If you’ve ever read many personal finance advice books, you’ll find that the vast majority of them encourage the reader to make up a formal budget and write it down (in fact, I even wrote a guide along those lines myself). Without a doubt, making up a formal budget is a very good exercise for getting a clear picture of your spending and setting some goals, but formal budgets are notoriously hard to continually follow.
This begs the question: if traditional budgets are so hard to follow, why do books keep encouraging people to make them? If you go through all of this trouble of setting up a budget, only to discover that it’s very difficult to follow, why go through all the trouble in the first place? After all, it’s much like starting a strict diet: you try so hard to follow it, but eventually you binge and you’re right back where you started – or worse. A grid on a paper can never truly contain the complexities of a human’s life, nor is it meant to – that’s why strictly following a paper budget (for most people) is doomed to failure in the long run.
Given that, there is a compelling reason for constructing a budget, but it’s not the reason that most people think of when they think of a budget. The truth is that a well-constructed personal budget is a psychological tool, not a financial one.

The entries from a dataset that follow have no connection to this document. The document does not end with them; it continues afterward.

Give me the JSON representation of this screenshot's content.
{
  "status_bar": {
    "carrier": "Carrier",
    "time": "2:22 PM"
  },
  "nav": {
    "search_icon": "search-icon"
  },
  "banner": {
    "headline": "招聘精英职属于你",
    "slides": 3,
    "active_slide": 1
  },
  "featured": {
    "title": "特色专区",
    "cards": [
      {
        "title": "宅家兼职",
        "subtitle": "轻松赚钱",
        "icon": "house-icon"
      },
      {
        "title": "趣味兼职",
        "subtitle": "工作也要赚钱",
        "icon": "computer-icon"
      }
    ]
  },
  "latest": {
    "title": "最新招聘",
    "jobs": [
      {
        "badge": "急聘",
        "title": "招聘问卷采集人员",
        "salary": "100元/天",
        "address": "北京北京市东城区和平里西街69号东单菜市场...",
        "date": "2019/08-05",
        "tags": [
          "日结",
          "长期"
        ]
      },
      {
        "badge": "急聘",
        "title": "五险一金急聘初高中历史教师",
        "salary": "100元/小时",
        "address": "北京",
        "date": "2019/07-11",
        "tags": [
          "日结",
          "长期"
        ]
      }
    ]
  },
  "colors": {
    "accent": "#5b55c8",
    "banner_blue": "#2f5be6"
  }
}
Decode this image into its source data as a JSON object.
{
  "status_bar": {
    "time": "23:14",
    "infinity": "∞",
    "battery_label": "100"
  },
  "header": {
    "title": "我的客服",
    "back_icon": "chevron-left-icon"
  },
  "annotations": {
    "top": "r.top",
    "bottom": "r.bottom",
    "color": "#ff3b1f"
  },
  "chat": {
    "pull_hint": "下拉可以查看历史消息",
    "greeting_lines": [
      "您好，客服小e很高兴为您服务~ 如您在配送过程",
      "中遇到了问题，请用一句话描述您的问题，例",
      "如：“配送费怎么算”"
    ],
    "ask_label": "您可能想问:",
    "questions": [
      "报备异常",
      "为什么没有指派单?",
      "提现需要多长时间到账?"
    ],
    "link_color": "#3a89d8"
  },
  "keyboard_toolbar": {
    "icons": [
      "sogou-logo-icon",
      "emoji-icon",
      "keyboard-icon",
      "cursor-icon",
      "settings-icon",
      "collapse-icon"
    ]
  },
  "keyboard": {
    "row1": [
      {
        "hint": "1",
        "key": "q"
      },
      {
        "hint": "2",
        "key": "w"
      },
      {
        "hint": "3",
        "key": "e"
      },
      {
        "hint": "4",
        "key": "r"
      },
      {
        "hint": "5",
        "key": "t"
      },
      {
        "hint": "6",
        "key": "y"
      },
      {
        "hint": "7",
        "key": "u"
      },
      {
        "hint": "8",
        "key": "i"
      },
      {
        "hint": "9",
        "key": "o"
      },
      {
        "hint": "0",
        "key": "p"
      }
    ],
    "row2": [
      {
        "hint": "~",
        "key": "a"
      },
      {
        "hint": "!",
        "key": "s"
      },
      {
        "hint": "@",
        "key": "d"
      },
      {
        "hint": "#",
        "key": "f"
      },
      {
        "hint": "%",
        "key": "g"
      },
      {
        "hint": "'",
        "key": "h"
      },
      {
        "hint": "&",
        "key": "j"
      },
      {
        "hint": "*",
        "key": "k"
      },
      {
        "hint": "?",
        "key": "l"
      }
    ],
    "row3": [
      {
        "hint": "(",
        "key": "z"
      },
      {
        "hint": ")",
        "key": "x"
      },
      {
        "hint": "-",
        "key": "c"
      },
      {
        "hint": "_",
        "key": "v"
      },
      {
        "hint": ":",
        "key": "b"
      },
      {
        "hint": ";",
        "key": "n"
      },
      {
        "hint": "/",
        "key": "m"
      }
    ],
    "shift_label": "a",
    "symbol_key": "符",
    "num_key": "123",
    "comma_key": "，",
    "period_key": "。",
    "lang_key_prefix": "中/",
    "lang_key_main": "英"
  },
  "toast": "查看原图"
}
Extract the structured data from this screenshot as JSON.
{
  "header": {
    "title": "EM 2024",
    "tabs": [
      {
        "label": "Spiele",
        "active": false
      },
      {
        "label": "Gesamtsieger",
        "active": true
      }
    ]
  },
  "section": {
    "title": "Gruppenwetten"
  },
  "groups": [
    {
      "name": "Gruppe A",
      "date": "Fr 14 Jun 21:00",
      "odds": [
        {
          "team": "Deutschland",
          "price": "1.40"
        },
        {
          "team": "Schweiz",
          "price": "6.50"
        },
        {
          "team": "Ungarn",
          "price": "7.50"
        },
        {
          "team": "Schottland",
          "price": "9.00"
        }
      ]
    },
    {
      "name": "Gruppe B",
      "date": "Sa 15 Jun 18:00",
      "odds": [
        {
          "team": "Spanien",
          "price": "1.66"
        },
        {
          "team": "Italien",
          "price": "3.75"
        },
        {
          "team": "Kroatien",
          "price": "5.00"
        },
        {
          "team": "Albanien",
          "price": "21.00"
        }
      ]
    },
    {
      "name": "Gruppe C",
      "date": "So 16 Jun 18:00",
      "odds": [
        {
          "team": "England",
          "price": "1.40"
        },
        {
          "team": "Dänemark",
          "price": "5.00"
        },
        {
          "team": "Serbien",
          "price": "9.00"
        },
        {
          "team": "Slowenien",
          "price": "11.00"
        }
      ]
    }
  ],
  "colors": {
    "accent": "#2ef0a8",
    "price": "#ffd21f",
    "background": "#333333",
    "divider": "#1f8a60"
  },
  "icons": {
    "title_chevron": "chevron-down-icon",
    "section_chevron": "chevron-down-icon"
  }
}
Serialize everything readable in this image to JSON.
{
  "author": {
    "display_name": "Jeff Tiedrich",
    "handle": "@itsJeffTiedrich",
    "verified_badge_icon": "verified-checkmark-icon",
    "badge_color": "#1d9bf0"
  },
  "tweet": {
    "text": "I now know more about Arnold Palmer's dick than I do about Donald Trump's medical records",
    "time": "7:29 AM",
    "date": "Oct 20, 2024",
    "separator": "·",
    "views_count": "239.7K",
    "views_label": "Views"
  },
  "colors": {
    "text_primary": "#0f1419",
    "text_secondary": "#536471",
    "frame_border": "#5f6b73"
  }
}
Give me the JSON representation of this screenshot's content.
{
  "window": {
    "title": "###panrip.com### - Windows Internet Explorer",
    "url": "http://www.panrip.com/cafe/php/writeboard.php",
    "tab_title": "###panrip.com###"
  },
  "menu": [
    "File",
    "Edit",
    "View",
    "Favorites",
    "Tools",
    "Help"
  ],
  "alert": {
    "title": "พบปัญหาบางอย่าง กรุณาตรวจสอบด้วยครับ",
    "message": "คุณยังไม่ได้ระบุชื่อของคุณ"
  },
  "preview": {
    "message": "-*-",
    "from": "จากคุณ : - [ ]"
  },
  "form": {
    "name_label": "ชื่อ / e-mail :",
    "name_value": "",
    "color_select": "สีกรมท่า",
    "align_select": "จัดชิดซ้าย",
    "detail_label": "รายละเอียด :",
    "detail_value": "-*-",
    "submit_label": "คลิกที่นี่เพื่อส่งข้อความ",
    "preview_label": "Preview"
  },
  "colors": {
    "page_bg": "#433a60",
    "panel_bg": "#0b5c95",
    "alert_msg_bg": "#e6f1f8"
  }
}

If you actually go through the appropriate steps of building a budget for your own life, which includes tallying up all of your spending in various categories, seeing where the fat is, and determining what you can spend in each category, you’ll discover quite a bit about your true financial state. This picture of your financial health, in black and white, should scare you a little. Are you really spending $600 a month eating out? Is it really necessary to drop $750 a month in entertainment expenses? Did you really spend $360 this month on music concerts and CDs?
This is the part of the process that has power for everyone. Are you really spending your money in a healthy way? For almost all Americans, the honest answer to this question is “no,” and a budget is just a detailed image of this fact.
This is not to say that a budget in the traditional sense doesn’t work; it can and does work for some people, just not everyone. The important thing to remember is that the construction of a budget is the part that can really have a great impact on anyone if it’s done right, with a lot of care and thought.
If you’re in a situation where you really need to turn things around, but you don’t know where to start, one of the smartest moves you can do is properly construct a budget and think about what it really means. Actually following the budget to the letter may not be the best path for some people (it wasn’t for me), but the process of actually constructing one can be valuable for everyone.